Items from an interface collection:
====================
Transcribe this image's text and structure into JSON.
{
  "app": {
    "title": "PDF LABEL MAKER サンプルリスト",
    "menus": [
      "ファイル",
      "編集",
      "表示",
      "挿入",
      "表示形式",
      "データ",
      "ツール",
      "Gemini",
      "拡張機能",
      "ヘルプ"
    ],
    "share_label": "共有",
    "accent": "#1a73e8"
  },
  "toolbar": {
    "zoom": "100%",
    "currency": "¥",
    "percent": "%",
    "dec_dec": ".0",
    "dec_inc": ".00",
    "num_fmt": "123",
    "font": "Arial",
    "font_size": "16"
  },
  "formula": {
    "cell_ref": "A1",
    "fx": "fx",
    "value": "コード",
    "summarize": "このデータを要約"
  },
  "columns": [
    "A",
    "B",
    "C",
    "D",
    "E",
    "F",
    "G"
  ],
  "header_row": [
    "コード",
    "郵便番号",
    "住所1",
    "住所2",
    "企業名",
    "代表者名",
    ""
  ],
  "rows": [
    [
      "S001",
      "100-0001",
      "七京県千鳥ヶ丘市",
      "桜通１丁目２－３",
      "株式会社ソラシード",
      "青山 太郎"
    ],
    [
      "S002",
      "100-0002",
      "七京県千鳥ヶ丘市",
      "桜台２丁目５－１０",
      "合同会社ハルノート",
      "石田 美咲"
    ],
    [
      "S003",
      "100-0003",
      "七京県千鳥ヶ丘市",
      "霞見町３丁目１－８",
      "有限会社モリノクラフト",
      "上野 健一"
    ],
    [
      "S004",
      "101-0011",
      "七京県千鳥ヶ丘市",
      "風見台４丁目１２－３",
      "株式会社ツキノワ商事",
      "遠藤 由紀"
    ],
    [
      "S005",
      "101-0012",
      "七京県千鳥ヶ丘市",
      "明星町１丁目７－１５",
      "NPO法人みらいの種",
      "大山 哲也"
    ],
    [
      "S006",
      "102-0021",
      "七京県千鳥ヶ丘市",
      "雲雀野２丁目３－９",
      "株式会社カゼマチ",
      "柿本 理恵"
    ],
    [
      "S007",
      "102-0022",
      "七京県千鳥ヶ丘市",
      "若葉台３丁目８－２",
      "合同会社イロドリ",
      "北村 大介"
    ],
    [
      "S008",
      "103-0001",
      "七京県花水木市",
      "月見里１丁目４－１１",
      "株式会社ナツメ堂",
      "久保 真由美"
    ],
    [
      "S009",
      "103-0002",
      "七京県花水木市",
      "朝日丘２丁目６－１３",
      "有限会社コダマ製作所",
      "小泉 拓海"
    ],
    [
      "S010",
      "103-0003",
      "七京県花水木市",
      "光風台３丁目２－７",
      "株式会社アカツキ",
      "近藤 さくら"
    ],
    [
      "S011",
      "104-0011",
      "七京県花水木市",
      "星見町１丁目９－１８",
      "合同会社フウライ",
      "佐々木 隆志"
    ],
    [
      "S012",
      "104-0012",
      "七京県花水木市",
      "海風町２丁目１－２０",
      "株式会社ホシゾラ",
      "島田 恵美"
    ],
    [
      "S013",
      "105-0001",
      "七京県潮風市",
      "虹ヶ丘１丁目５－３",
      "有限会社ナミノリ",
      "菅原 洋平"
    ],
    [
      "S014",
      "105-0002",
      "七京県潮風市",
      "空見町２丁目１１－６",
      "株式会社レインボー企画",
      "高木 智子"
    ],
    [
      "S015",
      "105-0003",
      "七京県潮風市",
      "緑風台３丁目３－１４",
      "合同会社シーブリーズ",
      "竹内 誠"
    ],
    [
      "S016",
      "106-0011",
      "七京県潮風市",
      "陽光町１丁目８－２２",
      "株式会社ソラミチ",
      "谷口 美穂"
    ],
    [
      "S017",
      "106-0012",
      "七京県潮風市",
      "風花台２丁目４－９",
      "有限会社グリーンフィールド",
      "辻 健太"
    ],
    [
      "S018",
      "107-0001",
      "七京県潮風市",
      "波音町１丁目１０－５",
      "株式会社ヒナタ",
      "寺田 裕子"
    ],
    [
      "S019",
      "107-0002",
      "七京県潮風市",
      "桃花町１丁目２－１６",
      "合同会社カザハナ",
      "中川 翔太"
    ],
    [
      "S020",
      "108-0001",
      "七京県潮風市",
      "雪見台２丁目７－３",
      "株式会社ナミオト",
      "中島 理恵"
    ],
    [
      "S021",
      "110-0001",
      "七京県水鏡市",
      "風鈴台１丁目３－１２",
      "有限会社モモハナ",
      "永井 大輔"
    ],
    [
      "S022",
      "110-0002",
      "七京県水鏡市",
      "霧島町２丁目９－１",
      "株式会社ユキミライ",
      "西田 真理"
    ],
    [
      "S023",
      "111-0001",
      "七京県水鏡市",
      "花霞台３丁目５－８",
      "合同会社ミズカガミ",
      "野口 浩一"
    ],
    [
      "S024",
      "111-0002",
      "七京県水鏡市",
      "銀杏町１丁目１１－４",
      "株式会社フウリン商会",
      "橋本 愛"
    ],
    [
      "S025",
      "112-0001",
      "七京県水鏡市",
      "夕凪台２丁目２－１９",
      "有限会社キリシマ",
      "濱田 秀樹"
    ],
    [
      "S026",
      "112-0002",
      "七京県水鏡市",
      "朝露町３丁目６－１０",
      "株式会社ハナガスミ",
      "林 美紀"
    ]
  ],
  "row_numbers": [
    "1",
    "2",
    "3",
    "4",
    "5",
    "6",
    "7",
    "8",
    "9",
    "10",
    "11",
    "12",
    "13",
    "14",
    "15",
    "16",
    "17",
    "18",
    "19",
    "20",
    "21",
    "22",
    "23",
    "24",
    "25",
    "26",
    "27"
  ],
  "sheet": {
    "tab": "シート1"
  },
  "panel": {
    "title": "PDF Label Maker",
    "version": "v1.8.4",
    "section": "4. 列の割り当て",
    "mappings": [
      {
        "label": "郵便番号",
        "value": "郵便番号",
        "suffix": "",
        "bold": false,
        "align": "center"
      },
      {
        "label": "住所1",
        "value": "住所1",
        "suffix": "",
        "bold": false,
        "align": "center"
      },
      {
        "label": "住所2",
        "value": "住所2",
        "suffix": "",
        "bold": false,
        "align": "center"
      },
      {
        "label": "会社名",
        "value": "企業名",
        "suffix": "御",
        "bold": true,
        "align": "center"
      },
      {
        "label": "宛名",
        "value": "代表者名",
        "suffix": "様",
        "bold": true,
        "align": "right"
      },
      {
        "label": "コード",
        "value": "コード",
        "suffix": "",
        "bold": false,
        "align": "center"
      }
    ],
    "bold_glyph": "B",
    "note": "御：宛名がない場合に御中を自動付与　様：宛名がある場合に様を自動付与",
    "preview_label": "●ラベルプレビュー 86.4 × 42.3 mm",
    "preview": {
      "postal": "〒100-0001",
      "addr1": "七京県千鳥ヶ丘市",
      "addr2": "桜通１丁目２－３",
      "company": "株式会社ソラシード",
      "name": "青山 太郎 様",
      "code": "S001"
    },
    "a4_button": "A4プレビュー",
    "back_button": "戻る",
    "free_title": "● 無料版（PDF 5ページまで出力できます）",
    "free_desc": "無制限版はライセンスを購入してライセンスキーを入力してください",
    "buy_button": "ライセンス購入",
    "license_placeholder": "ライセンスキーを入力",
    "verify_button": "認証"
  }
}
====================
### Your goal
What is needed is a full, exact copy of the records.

### Finished exercise
Transcribe this image's text and structure into JSON.
{
  "app": {
    "title": "PDF LABEL MAKER サンプルリスト",
    "menus": [
      "ファイル",
      "編集",
      "表示",
      "挿入",
      "表示形式",
      "データ",
      "ツール",
      "Gemini",
      "拡張機能",
      "ヘルプ"
    ],
    "share_label": "共有",
    "accent": "#1a73e8"
  },
  "toolbar": {
    "zoom": "100%",
    "currency": "¥",
    "percent": "%",
    "dec_dec": ".0",
    "dec_inc": ".00",
    "num_fmt": "123",
    "font": "Arial",
    "font_size": "16"
  },
  "formula": {
    "cell_ref": "A1",
    "fx": "fx",
    "value": "コード",
    "summarize": "このデータを要約"
  },
  "columns": [
    "A",
    "B",
    "C",
    "D",
    "E",
    "F",
    "G"
  ],
  "header_row": [
    "コード",
    "郵便番号",
    "住所1",
    "住所2",
    "企業名",
    "代表者名",
    ""
  ],
  "rows": [
    [
      "S001",
      "100-0001",
      "七京県千鳥ヶ丘市",
      "桜通１丁目２－３",
      "株式会社ソラシード",
      "青山 太郎"
    ],
    [
      "S002",
      "100-0002",
      "七京県千鳥ヶ丘市",
      "桜台２丁目５－１０",
      "合同会社ハルノート",
      "石田 美咲"
    ],
    [
      "S003",
      "100-0003",
      "七京県千鳥ヶ丘市",
      "霞見町３丁目１－８",
      "有限会社モリノクラフト",
      "上野 健一"
    ],
    [
      "S004",
      "101-0011",
      "七京県千鳥ヶ丘市",
      "風見台４丁目１２－３",
      "株式会社ツキノワ商事",
      "遠藤 由紀"
    ],
    [
      "S005",
      "101-0012",
      "七京県千鳥ヶ丘市",
      "明星町１丁目７－１５",
      "NPO法人みらいの種",
      "大山 哲也"
    ],
    [
      "S006",
      "102-0021",
      "七京県千鳥ヶ丘市",
      "雲雀野２丁目３－９",
      "株式会社カゼマチ",
      "柿本 理恵"
    ],
    [
      "S007",
      "102-0022",
      "七京県千鳥ヶ丘市",
      "若葉台３丁目８－２",
      "合同会社イロドリ",
      "北村 大介"
    ],
    [
      "S008",
      "103-0001",
      "七京県花水木市",
      "月見里１丁目４－１１",
      "株式会社ナツメ堂",
      "久保 真由美"
    ],
    [
      "S009",
      "103-0002",
      "七京県花水木市",
      "朝日丘２丁目６－１３",
      "有限会社コダマ製作所",
      "小泉 拓海"
    ],
    [
      "S010",
      "103-0003",
      "七京県花水木市",
      "光風台３丁目２－７",
      "株式会社アカツキ",
      "近藤 さくら"
    ],
    [
      "S011",
      "104-0011",
      "七京県花水木市",
      "星見町１丁目９－１８",
      "合同会社フウライ",
      "佐々木 隆志"
    ],
    [
      "S012",
      "104-0012",
      "七京県花水木市",
      "海風町２丁目１－２０",
      "株式会社ホシゾラ",
      "島田 恵美"
    ],
    [
      "S013",
      "105-0001",
      "七京県潮風市",
      "虹ヶ丘１丁目５－３",
      "有限会社ナミノリ",
      "菅原 洋平"
    ],
    [
      "S014",
      "105-0002",
      "七京県潮風市",
      "空見町２丁目１１－６",
      "株式会社レインボー企画",
      "高木 智子"
    ],
    [
      "S015",
      "105-0003",
      "七京県潮風市",
      "緑風台３丁目３－１４",
      "合同会社シーブリーズ",
      "竹内 誠"
    ],
    [
      "S016",
      "106-0011",
      "七京県潮風市",
      "陽光町１丁目８－２２",
      "株式会社ソラミチ",
      "谷口 美穂"
    ],
    [
      "S017",
      "106-0012",
      "七京県潮風市",
      "風花台２丁目４－９",
      "有限会社グリーンフィールド",
      "辻 健太"
    ],
    [
      "S018",
      "107-0001",
      "七京県潮風市",
      "波音町１丁目１０－５",
      "株式会社ヒナタ",
      "寺田 裕子"
    ],
    [
      "S019",
      "107-0002",
      "七京県潮風市",
      "桃花町１丁目２－１６",
      "合同会社カザハナ",
      "中川 翔太"
    ],
    [
      "S020",
      "108-0001",
      "七京県潮風市",
      "雪見台２丁目７－３",
      "株式会社ナミオト",
      "中島 理恵"
    ],
    [
      "S021",
      "110-0001",
      "七京県水鏡市",
      "風鈴台１丁目３－１２",
      "有限会社モモハナ",
      "永井 大輔"
    ],
    [
      "S022",
      "110-0002",
      "七京県水鏡市",
      "霧島町２丁目９－１",
      "株式会社ユキミライ",
      "西田 真理"
    ],
    [
      "S023",
      "111-0001",
      "七京県水鏡市",
      "花霞台３丁目５－８",
      "合同会社ミズカガミ",
      "野口 浩一"
    ],
    [
      "S024",
      "111-0002",
      "七京県水鏡市",
      "銀杏町１丁目１１－４",
      "株式会社フウリン商会",
      "橋本 愛"
    ],
    [
      "S025",
      "112-0001",
      "七京県水鏡市",
      "夕凪台２丁目２－１９",
      "有限会社キリシマ",
      "濱田 秀樹"
    ],
    [
      "S026",
      "112-0002",
      "七京県水鏡市",
      "朝露町３丁目６－１０",
      "株式会社ハナガスミ",
      "林 美紀"
    ]
  ],
  "row_numbers": [
    "1",
    "2",
    "3",
    "4",
    "5",
    "6",
    "7",
    "8",
    "9",
    "10",
    "11",
    "12",
    "13",
    "14",
    "15",
    "16",
    "17",
    "18",
    "19",
    "20",
    "21",
    "22",
    "23",
    "24",
    "25",
    "26",
    "27"
  ],
  "sheet": {
    "tab": "シート1"
  },
  "panel": {
    "title": "PDF Label Maker",
    "version": "v1.8.4",
    "section": "4. 列の割り当て",
    "mappings": [
      {
        "label": "郵便番号",
        "value": "郵便番号",
        "suffix": "",
        "bold": false,
        "align": "center"
      },
      {
        "label": "住所1",
        "value": "住所1",
        "suffix": "",
        "bold": false,
        "align": "center"
      },
      {
        "label": "住所2",
        "value": "住所2",
        "suffix": "",
        "bold": false,
        "align": "center"
      },
      {
        "label": "会社名",
        "value": "企業名",
        "suffix": "御",
        "bold": true,
        "align": "center"
      },
      {
        "label": "宛名",
        "value": "代表者名",
        "suffix": "様",
        "bold": true,
        "align": "right"
      },
      {
        "label": "コード",
        "value": "コード",
        "suffix": "",
        "bold": false,
        "align": "center"
      }
    ],
    "bold_glyph": "B",
    "note": "御：宛名がない場合に御中を自動付与　様：宛名がある場合に様を自動付与",
    "preview_label": "●ラベルプレビュー 86.4 × 42.3 mm",
    "preview": {
      "postal": "〒100-0001",
      "addr1": "七京県千鳥ヶ丘市",
      "addr2": "桜通１丁目２－３",
      "company": "株式会社ソラシード",
      "name": "青山 太郎 様",
      "code": "S001"
    },
    "a4_button": "A4プレビュー",
    "back_button": "戻る",
    "free_title": "● 無料版（PDF 5ページまで出力できます）",
    "free_desc": "無制限版はライセンスを購入してライセンスキーを入力してください",
    "buy_button": "ライセンス購入",
    "license_placeholder": "ライセンスキーを入力",
    "verify_button": "認証"
  }
}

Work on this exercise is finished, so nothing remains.